◆ What you have to do:
Each line below that contains the word "JSON" must be copied.

◆ Materials provided:

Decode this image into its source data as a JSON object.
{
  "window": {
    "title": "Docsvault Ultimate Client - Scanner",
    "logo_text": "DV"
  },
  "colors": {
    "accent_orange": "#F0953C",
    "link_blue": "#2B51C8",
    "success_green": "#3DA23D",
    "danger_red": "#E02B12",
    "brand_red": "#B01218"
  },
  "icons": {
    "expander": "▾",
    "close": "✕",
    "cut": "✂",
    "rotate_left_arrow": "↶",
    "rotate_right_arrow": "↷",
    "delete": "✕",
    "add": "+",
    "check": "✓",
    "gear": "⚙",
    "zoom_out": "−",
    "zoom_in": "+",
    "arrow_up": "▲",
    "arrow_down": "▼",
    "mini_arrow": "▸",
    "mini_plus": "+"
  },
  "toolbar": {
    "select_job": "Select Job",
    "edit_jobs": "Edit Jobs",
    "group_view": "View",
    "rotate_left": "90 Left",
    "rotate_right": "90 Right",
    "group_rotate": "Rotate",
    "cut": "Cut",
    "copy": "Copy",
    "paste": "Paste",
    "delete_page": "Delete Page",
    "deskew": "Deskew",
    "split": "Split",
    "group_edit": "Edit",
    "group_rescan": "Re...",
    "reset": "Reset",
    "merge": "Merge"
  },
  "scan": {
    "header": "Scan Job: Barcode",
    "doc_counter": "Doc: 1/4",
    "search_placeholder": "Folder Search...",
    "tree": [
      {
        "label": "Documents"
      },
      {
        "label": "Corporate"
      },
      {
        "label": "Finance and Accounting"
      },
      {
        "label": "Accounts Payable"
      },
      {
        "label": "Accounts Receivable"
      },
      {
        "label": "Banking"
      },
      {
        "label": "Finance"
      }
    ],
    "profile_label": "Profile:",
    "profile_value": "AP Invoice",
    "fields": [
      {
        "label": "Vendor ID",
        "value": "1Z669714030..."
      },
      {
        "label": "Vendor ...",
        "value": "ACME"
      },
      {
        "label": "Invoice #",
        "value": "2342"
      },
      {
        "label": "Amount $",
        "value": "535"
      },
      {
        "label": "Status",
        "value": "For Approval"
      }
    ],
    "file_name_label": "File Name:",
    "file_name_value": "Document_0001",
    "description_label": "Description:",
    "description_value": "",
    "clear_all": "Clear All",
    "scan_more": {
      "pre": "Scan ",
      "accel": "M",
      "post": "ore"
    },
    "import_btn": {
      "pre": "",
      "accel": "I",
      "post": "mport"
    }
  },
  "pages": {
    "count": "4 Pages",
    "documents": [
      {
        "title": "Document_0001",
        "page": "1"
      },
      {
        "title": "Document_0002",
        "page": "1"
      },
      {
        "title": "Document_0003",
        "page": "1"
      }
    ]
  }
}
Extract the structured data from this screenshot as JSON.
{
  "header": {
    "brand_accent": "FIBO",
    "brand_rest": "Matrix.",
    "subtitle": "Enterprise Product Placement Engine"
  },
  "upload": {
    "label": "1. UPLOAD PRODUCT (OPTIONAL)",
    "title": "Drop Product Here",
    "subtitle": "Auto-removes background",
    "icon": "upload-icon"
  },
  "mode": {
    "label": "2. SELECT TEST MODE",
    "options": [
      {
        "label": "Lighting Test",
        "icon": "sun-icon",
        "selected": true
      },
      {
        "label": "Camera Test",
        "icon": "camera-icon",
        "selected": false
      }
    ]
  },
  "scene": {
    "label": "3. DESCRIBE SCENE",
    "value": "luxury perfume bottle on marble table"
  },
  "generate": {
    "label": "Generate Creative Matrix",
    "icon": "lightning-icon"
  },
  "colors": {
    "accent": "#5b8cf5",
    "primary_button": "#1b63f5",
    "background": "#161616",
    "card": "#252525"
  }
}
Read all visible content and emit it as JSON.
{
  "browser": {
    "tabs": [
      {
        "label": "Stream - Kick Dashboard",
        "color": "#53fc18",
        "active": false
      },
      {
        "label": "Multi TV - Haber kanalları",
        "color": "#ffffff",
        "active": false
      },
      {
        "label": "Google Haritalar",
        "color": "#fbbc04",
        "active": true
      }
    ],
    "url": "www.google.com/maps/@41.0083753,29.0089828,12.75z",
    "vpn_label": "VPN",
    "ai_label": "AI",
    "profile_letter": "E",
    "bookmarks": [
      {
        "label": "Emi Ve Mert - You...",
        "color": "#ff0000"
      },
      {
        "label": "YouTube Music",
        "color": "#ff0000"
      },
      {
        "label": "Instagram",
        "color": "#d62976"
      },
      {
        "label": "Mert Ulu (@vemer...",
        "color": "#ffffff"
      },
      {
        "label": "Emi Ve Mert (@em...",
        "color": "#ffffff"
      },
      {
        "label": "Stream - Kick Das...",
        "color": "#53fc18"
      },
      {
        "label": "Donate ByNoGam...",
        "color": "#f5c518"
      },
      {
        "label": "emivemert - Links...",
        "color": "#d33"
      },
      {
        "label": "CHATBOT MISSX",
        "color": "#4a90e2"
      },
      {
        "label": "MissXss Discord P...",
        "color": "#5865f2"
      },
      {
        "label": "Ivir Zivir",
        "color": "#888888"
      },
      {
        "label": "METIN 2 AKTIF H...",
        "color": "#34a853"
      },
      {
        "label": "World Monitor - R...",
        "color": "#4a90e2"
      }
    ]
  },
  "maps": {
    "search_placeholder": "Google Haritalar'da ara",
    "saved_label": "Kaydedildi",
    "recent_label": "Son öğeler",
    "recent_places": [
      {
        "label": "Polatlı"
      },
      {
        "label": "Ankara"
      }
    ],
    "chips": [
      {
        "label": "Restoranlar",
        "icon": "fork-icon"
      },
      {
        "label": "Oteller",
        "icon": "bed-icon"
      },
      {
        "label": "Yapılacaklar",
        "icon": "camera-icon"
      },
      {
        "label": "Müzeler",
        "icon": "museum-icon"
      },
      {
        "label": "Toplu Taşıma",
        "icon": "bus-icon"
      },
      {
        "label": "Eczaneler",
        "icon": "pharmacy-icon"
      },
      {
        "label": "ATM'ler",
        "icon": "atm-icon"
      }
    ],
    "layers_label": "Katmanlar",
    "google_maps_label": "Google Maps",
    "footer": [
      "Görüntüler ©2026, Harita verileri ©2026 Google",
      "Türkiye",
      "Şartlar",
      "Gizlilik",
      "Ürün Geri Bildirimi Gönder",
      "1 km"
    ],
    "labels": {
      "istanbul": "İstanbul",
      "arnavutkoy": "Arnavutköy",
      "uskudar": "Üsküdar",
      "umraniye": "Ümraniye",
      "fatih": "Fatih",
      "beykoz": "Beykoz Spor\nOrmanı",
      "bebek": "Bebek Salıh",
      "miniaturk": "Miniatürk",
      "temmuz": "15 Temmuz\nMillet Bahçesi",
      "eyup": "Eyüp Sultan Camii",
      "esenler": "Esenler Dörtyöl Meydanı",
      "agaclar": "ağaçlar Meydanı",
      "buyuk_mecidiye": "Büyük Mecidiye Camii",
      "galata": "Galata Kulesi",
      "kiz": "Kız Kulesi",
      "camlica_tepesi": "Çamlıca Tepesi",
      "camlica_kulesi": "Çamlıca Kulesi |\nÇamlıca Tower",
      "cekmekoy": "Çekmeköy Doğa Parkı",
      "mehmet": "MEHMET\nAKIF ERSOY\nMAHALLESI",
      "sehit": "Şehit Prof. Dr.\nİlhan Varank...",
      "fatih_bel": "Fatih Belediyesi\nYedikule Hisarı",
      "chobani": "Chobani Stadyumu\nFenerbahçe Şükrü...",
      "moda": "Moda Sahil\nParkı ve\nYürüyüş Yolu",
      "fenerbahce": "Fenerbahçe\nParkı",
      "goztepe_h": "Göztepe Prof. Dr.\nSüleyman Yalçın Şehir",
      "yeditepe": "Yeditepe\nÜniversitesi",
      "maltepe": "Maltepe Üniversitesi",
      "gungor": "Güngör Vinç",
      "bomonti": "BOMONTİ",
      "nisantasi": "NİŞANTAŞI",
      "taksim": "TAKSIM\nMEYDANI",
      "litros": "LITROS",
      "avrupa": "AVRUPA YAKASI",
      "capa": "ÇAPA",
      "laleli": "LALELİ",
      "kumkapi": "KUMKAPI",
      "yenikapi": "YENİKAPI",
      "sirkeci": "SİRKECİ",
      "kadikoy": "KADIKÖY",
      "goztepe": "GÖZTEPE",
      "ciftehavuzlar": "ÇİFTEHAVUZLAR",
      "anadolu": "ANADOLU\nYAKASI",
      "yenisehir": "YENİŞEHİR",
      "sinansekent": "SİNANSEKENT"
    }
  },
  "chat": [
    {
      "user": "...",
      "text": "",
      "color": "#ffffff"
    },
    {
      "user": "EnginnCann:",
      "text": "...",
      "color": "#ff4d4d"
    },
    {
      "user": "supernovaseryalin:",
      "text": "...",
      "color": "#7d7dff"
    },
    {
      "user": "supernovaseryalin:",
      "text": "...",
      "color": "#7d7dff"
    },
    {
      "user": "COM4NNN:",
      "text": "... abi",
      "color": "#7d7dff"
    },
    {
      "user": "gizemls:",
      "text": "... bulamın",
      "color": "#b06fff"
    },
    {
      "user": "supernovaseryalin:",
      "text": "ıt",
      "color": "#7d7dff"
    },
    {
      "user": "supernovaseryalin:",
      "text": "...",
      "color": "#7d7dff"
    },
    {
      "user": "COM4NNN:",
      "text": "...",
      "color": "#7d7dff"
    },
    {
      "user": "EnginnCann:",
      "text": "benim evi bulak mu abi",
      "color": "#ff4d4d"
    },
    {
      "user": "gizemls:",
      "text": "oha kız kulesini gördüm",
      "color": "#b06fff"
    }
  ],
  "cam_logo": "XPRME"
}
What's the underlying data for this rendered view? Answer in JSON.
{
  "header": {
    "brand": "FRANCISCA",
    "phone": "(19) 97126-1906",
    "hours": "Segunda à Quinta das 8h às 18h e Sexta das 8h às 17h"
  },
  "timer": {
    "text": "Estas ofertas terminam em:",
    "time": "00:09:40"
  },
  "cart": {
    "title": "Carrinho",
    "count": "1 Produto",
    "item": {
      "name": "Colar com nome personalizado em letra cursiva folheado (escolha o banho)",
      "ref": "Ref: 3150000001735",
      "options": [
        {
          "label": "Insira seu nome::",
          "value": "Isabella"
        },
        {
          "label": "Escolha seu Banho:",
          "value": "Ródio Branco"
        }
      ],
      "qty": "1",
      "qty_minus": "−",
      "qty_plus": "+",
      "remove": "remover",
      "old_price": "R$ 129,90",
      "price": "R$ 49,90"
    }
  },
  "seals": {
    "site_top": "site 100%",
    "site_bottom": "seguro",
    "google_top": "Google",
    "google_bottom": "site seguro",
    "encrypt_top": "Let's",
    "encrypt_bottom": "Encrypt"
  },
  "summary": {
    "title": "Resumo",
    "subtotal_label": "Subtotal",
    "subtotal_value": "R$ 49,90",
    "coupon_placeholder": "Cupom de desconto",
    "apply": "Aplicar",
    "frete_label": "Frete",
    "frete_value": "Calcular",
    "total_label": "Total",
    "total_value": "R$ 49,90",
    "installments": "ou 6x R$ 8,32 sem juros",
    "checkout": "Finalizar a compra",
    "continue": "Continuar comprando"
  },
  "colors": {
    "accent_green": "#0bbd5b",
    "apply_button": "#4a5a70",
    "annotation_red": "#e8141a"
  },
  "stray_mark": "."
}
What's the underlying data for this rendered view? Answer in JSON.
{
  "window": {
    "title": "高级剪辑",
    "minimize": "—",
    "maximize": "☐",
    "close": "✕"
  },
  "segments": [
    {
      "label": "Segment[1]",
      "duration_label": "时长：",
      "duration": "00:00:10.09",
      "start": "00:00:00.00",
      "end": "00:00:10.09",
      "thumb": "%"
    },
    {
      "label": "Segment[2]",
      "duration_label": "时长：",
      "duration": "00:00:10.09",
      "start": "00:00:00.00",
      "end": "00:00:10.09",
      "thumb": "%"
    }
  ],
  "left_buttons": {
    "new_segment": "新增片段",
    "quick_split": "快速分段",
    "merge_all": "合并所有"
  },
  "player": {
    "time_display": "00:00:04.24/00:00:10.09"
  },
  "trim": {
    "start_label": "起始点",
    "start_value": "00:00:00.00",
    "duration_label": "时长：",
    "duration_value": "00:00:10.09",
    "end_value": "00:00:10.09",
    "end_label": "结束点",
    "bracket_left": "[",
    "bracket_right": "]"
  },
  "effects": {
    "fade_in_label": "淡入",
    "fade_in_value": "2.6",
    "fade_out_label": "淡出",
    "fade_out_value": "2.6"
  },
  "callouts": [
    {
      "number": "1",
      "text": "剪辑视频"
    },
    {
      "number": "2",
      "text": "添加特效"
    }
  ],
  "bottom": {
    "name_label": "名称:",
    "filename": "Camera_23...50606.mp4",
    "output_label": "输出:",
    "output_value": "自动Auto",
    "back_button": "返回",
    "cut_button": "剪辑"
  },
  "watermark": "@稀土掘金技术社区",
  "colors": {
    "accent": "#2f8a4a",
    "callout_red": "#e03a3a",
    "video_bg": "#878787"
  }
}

◆ Result below:
Decode this image into its source data as a JSON object.
Extract the structured data from this screenshot as JSON.
Read all visible content and emit it as JSON.
What's the underlying data for this rendered view? Answer in JSON.
What's the underlying data for this rendered view? Answer in JSON.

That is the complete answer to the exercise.